Bushfire charred trees and snow, a classic example of how the camera's light meter can be fooled.Read More
Pictured in the Hluhluwe Game Reserve, South Africa, the Brown-hooded Kingfisher (Halcyon albiventris) is a fairly common species and found throughout the eastern regions of southern Africa.
Canon 20D with 500mm lens at f5.6, shutter speed 1/800 second at ISO 200. (Remember the 20D has a 1.6x crop factor and so the field of view at 500mm is equivalent to 800mm full frame)
Processing to overcome under-exposure

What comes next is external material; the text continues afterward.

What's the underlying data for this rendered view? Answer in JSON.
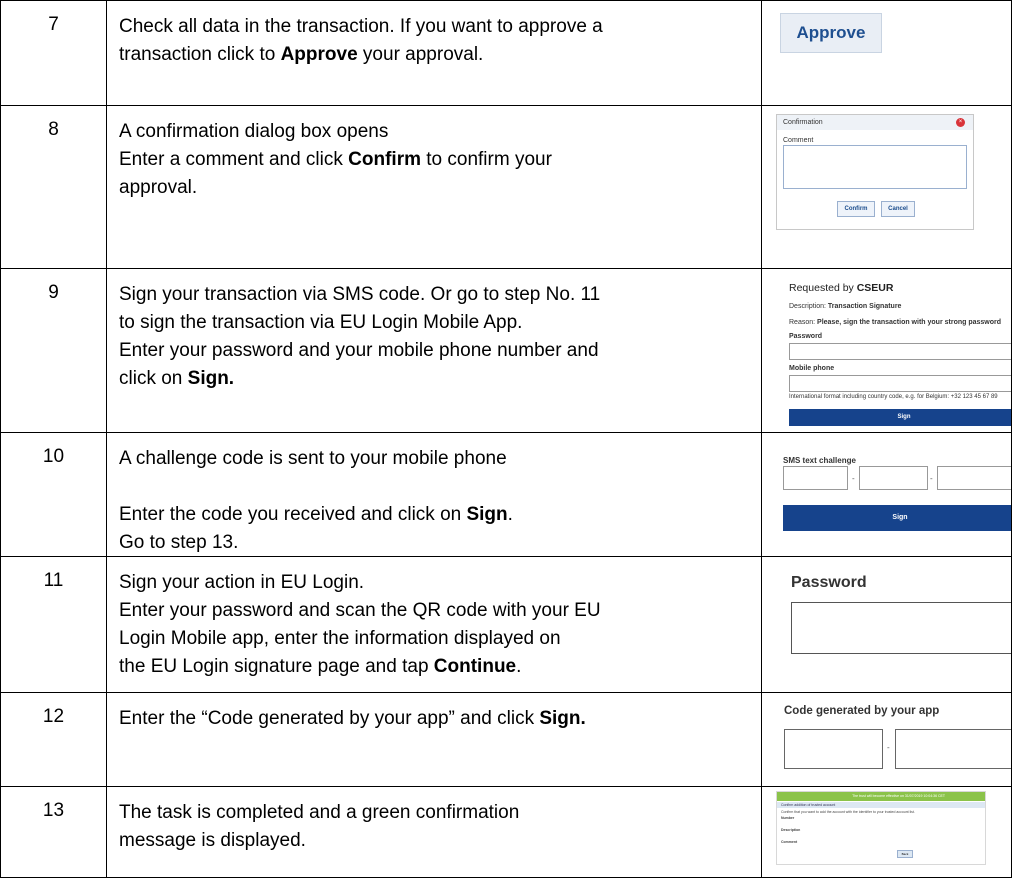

This was an instance where the camera's light meter was fooled by the bright background resulting in the RAW file being under exposed. In addition to that, the bird itself is in shade and was therefore even further under exposed. Processed in Lightroom, I added a full stop of exposure to bring the sky up to a more realistic value and also used the fill light slider to open up the shadow detail (ie: the bird). This is a great example of the need to use exposure compensation in the field at the time of capturing the image. I could have/should have added at least 1 full stop of exposure compensation at the time. Having said that, it's also a great example of how forgiving digital photography can be! ~KD
Suggested further reading about Brown-hooded Kingfishers.